The scholars made exceptions from this principle in some cases, which are well known in the books of fiqh and there is no room to explain them here. They are discussed in many books, there are counter-arguments and responses thereto, and there are differences of opinion concerning some of them.
End quote from Sharh Saheeh Muslim by an-Nawawi (4/49-50)
Shaykh Ibn ‘Uthaymeen (may Allah have mercy on him) said:
This – I mean basing things on certainty and ignoring uncertainty – is an important principle which is supported by the words of the Prophet (blessings and peace of Allah be upon him): “If one of you is uncertain about his prayer, let him ignore what is uncertain and continue on the basis of what is certain.” There are many issues connected to this principle in matters of divorce, contracts and so on; if a person were to follow them it would solve many problems and dispel a great deal of waswaas (compulsive thoughts) and doubts. This is by the blessing of the words and rulings of the Prophet (blessings and peace of Allah be upon him).
It is also one of the ways in which Islam makes things easy, for the aim is not to subject the Muslims to anxiety and confusion; rather the aim is to make their affairs clear and straightforward. If a person were to give in to such uncertainty, his life would be hard, because the Shaytaan will never stop at these whispers and doubts about matters of purification only; rather he will try to affect him in matters of prayer, fasting and other things, and in all areas of his life, even with his family. So the Lawgiver seeks to cut off these whispers at their roots by telling us to ignore them and to ward them off so that they will not have any effect on us.

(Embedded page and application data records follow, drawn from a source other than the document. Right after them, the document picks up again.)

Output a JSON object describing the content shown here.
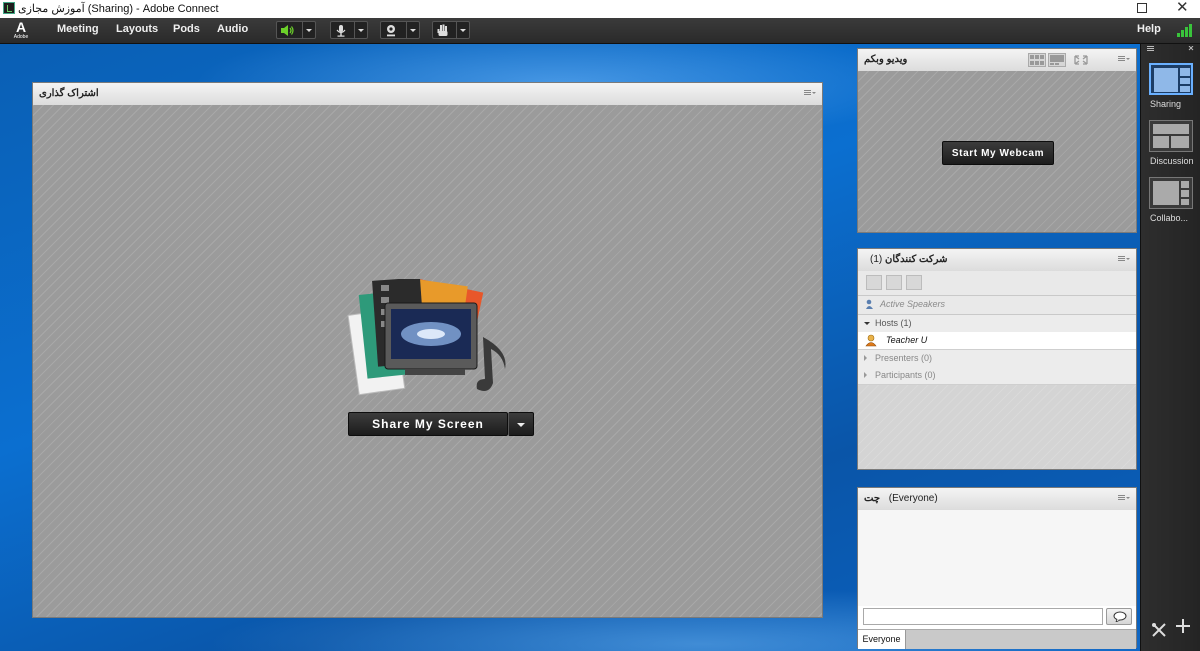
{
  "window": {
    "title": "آموزش مجازی (Sharing) - Adobe Connect"
  },
  "menubar": {
    "logo_text": "A",
    "logo_subtext": "Adobe",
    "items": [
      {
        "label": "Meeting"
      },
      {
        "label": "Layouts"
      },
      {
        "label": "Pods"
      },
      {
        "label": "Audio"
      }
    ],
    "help_label": "Help",
    "toolbar_icons": [
      "speaker-icon",
      "microphone-icon",
      "webcam-icon",
      "raise-hand-icon"
    ],
    "speaker_color": "#6cd12a"
  },
  "share_pod": {
    "title": "اشتراک گذاری",
    "button_label": "Share My Screen"
  },
  "video_pod": {
    "title": "ویدیو وبکم",
    "button_label": "Start My Webcam"
  },
  "attendees_pod": {
    "title": "شرکت کنندگان",
    "count": "(1)",
    "active_speakers": "Active Speakers",
    "groups": [
      {
        "label": "Hosts (1)",
        "expanded": true
      },
      {
        "label": "Presenters (0)",
        "expanded": false
      },
      {
        "label": "Participants (0)",
        "expanded": false
      }
    ],
    "host_name": "Teacher U"
  },
  "chat_pod": {
    "title": "چت",
    "audience": "(Everyone)",
    "tab_label": "Everyone",
    "input_value": ""
  },
  "layouts": [
    {
      "label": "Sharing",
      "selected": true
    },
    {
      "label": "Discussion",
      "selected": false
    },
    {
      "label": "Collabo...",
      "selected": false
    }
  ],
  "colors": {
    "desktop_blue": "#0b6fd0",
    "selected_layout": "#6ab0ff",
    "pod_hatch": "#9b9b9b"
  }
}
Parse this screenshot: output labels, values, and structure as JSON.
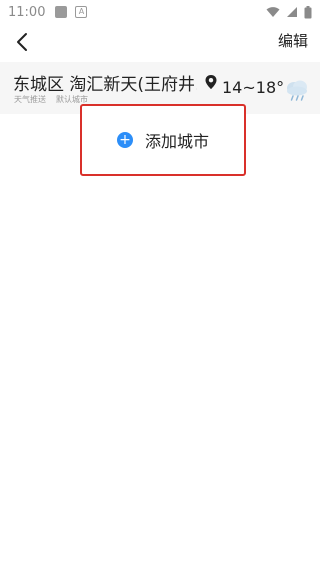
{
  "status_bar": {
    "time": "11:00",
    "icons": [
      "notification-icon",
      "app-icon",
      "wifi-icon",
      "signal-icon",
      "battery-icon"
    ]
  },
  "header": {
    "back_icon": "chevron-left-icon",
    "edit_label": "编辑"
  },
  "city_card": {
    "name": "东城区 淘汇新天(王府井…",
    "tags": [
      "天气推送",
      "默认城市"
    ],
    "location_icon": "location-pin-icon",
    "temperature": "14~18°",
    "weather_icon": "rain-cloud-icon"
  },
  "add_city": {
    "label": "添加城市",
    "icon": "plus-circle-icon",
    "accent_color": "#2c8ef8",
    "highlight_color": "#d9302a"
  }
}
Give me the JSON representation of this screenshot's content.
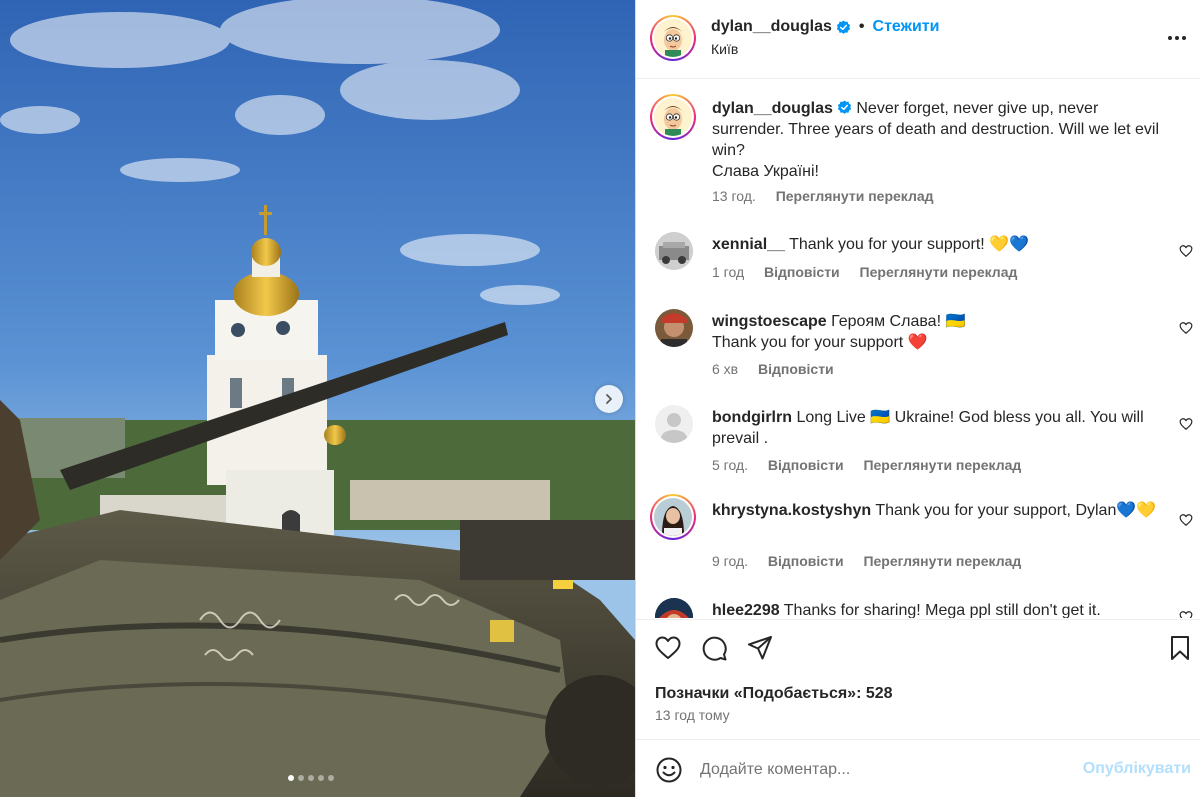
{
  "header": {
    "username": "dylan__douglas",
    "separator": "•",
    "follow_label": "Стежити",
    "location": "Київ",
    "more_icon": "more-horizontal-icon"
  },
  "media": {
    "next_icon": "chevron-right-icon",
    "slide_count": 5,
    "active_slide": 1
  },
  "caption": {
    "username": "dylan__douglas",
    "text_line1": "Never forget, never give up, never surrender. Three years of death and destruction. Will we let evil win?",
    "text_line2": "Слава Україні!",
    "time": "13 год.",
    "translate": "Переглянути переклад"
  },
  "comments": [
    {
      "username": "xennial__",
      "text": "Thank you for your support! 💛💙",
      "time": "1 год",
      "reply": "Відповісти",
      "translate": "Переглянути переклад"
    },
    {
      "username": "wingstoescape",
      "text": "Героям Слава! 🇺🇦",
      "text2": "Thank you for your support ❤️",
      "time": "6 хв",
      "reply": "Відповісти"
    },
    {
      "username": "bondgirlrn",
      "text": "Long Live 🇺🇦 Ukraine! God bless you all. You will prevail .",
      "time": "5 год.",
      "reply": "Відповісти",
      "translate": "Переглянути переклад"
    },
    {
      "username": "khrystyna.kostyshyn",
      "text": "Thank you for your support, Dylan💙💛",
      "time": "9 год.",
      "reply": "Відповісти",
      "translate": "Переглянути переклад"
    },
    {
      "username": "hlee2298",
      "text": "Thanks for sharing! Mega ppl still don't get it."
    }
  ],
  "actions": {
    "icons": [
      "heart-icon",
      "comment-icon",
      "share-icon",
      "bookmark-icon"
    ],
    "likes": "Позначки «Подобається»: 528",
    "time_ago": "13 год тому"
  },
  "composer": {
    "placeholder": "Додайте коментар...",
    "publish": "Опублікувати"
  },
  "colors": {
    "link": "#0095f6",
    "publish_disabled": "#b2dffc",
    "verified": "#0095f6",
    "muted": "#737373"
  }
}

End quote from ash-Sharh al-Mumti‘ ‘ala Zaad al-Mustaqni‘, 1/312
And Allah knows best.